## GIVEN DATA
________

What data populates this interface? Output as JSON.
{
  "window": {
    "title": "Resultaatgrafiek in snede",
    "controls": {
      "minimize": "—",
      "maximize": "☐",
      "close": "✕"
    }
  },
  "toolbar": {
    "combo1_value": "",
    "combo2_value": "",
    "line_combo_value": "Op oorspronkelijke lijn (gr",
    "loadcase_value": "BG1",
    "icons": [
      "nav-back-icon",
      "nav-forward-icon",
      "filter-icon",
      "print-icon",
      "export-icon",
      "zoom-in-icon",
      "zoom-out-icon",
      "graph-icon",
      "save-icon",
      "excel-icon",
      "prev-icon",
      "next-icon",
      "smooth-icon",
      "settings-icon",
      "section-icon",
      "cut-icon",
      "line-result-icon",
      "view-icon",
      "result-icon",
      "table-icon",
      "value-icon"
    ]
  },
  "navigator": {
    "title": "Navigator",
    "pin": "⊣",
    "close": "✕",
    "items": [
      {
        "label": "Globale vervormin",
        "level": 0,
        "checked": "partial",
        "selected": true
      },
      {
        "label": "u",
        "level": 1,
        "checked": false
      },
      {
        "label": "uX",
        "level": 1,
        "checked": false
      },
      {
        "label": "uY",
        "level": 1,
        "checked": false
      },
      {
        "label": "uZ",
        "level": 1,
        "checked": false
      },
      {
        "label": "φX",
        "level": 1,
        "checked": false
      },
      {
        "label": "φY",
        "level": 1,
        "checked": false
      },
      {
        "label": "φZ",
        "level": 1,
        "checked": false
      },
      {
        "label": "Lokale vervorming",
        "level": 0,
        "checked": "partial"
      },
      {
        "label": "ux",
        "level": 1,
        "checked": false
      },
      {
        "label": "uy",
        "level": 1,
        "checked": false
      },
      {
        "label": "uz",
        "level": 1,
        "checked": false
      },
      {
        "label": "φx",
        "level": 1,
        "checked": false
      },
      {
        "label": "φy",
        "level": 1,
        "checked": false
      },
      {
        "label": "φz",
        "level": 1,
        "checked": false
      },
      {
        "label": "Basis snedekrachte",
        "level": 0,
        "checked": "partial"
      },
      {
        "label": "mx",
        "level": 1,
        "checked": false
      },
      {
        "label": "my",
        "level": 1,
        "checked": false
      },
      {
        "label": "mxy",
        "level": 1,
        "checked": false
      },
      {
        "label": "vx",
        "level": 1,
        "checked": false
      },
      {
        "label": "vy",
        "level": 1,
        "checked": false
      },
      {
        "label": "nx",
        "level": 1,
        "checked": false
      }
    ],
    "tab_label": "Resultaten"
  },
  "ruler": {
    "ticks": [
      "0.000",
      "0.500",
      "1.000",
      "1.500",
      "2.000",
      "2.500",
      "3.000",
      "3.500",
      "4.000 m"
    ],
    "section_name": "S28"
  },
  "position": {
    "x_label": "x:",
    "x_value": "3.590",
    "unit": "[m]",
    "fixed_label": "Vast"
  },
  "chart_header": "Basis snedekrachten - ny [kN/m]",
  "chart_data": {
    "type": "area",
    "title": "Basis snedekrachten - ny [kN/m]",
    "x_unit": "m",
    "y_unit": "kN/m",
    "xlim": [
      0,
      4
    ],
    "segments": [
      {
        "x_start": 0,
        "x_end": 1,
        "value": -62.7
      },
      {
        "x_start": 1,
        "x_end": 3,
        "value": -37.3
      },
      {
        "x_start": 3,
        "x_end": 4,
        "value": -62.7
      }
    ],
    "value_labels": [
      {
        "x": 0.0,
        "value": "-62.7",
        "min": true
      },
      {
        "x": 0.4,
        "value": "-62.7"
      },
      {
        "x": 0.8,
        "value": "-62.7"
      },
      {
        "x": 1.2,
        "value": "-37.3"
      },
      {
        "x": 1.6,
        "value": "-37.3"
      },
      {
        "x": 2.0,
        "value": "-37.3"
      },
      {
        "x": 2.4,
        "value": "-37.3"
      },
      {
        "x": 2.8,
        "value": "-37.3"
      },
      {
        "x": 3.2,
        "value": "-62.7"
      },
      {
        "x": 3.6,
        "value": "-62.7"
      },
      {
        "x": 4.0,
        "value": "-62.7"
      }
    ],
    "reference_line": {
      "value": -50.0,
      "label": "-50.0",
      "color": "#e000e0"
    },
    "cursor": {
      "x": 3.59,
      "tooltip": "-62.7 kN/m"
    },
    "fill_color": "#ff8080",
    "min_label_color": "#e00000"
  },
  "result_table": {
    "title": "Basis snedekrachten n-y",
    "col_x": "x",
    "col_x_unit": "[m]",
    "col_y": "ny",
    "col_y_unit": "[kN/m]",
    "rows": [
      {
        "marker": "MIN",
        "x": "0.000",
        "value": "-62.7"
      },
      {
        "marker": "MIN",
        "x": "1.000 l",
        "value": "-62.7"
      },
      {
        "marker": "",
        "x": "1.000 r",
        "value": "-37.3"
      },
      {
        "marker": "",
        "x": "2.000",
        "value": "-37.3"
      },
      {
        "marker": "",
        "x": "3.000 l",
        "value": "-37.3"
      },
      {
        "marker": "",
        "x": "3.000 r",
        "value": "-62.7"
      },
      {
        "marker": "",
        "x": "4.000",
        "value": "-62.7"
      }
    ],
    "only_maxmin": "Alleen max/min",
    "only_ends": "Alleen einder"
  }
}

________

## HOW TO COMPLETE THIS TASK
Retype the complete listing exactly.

## SOLUTION TO THIS TASK
What data populates this interface? Output as JSON.
{
  "window": {
    "title": "Resultaatgrafiek in snede",
    "controls": {
      "minimize": "—",
      "maximize": "☐",
      "close": "✕"
    }
  },
  "toolbar": {
    "combo1_value": "",
    "combo2_value": "",
    "line_combo_value": "Op oorspronkelijke lijn (gr",
    "loadcase_value": "BG1",
    "icons": [
      "nav-back-icon",
      "nav-forward-icon",
      "filter-icon",
      "print-icon",
      "export-icon",
      "zoom-in-icon",
      "zoom-out-icon",
      "graph-icon",
      "save-icon",
      "excel-icon",
      "prev-icon",
      "next-icon",
      "smooth-icon",
      "settings-icon",
      "section-icon",
      "cut-icon",
      "line-result-icon",
      "view-icon",
      "result-icon",
      "table-icon",
      "value-icon"
    ]
  },
  "navigator": {
    "title": "Navigator",
    "pin": "⊣",
    "close": "✕",
    "items": [
      {
        "label": "Globale vervormin",
        "level": 0,
        "checked": "partial",
        "selected": true
      },
      {
        "label": "u",
        "level": 1,
        "checked": false
      },
      {
        "label": "uX",
        "level": 1,
        "checked": false
      },
      {
        "label": "uY",
        "level": 1,
        "checked": false
      },
      {
        "label": "uZ",
        "level": 1,
        "checked": false
      },
      {
        "label": "φX",
        "level": 1,
        "checked": false
      },
      {
        "label": "φY",
        "level": 1,
        "checked": false
      },
      {
        "label": "φZ",
        "level": 1,
        "checked": false
      },
      {
        "label": "Lokale vervorming",
        "level": 0,
        "checked": "partial"
      },
      {
        "label": "ux",
        "level": 1,
        "checked": false
      },
      {
        "label": "uy",
        "level": 1,
        "checked": false
      },
      {
        "label": "uz",
        "level": 1,
        "checked": false
      },
      {
        "label": "φx",
        "level": 1,
        "checked": false
      },
      {
        "label": "φy",
        "level": 1,
        "checked": false
      },
      {
        "label": "φz",
        "level": 1,
        "checked": false
      },
      {
        "label": "Basis snedekrachte",
        "level": 0,
        "checked": "partial"
      },
      {
        "label": "mx",
        "level": 1,
        "checked": false
      },
      {
        "label": "my",
        "level": 1,
        "checked": false
      },
      {
        "label": "mxy",
        "level": 1,
        "checked": false
      },
      {
        "label": "vx",
        "level": 1,
        "checked": false
      },
      {
        "label": "vy",
        "level": 1,
        "checked": false
      },
      {
        "label": "nx",
        "level": 1,
        "checked": false
      }
    ],
    "tab_label": "Resultaten"
  },
  "ruler": {
    "ticks": [
      "0.000",
      "0.500",
      "1.000",
      "1.500",
      "2.000",
      "2.500",
      "3.000",
      "3.500",
      "4.000 m"
    ],
    "section_name": "S28"
  },
  "position": {
    "x_label": "x:",
    "x_value": "3.590",
    "unit": "[m]",
    "fixed_label": "Vast"
  },
  "chart_header": "Basis snedekrachten - ny [kN/m]",
  "chart_data": {
    "type": "area",
    "title": "Basis snedekrachten - ny [kN/m]",
    "x_unit": "m",
    "y_unit": "kN/m",
    "xlim": [
      0,
      4
    ],
    "segments": [
      {
        "x_start": 0,
        "x_end": 1,
        "value": -62.7
      },
      {
        "x_start": 1,
        "x_end": 3,
        "value": -37.3
      },
      {
        "x_start": 3,
        "x_end": 4,
        "value": -62.7
      }
    ],
    "value_labels": [
      {
        "x": 0.0,
        "value": "-62.7",
        "min": true
      },
      {
        "x": 0.4,
        "value": "-62.7"
      },
      {
        "x": 0.8,
        "value": "-62.7"
      },
      {
        "x": 1.2,
        "value": "-37.3"
      },
      {
        "x": 1.6,
        "value": "-37.3"
      },
      {
        "x": 2.0,
        "value": "-37.3"
      },
      {
        "x": 2.4,
        "value": "-37.3"
      },
      {
        "x": 2.8,
        "value": "-37.3"
      },
      {
        "x": 3.2,
        "value": "-62.7"
      },
      {
        "x": 3.6,
        "value": "-62.7"
      },
      {
        "x": 4.0,
        "value": "-62.7"
      }
    ],
    "reference_line": {
      "value": -50.0,
      "label": "-50.0",
      "color": "#e000e0"
    },
    "cursor": {
      "x": 3.59,
      "tooltip": "-62.7 kN/m"
    },
    "fill_color": "#ff8080",
    "min_label_color": "#e00000"
  },
  "result_table": {
    "title": "Basis snedekrachten n-y",
    "col_x": "x",
    "col_x_unit": "[m]",
    "col_y": "ny",
    "col_y_unit": "[kN/m]",
    "rows": [
      {
        "marker": "MIN",
        "x": "0.000",
        "value": "-62.7"
      },
      {
        "marker": "MIN",
        "x": "1.000 l",
        "value": "-62.7"
      },
      {
        "marker": "",
        "x": "1.000 r",
        "value": "-37.3"
      },
      {
        "marker": "",
        "x": "2.000",
        "value": "-37.3"
      },
      {
        "marker": "",
        "x": "3.000 l",
        "value": "-37.3"
      },
      {
        "marker": "",
        "x": "3.000 r",
        "value": "-62.7"
      },
      {
        "marker": "",
        "x": "4.000",
        "value": "-62.7"
      }
    ],
    "only_maxmin": "Alleen max/min",
    "only_ends": "Alleen einder"
  }
}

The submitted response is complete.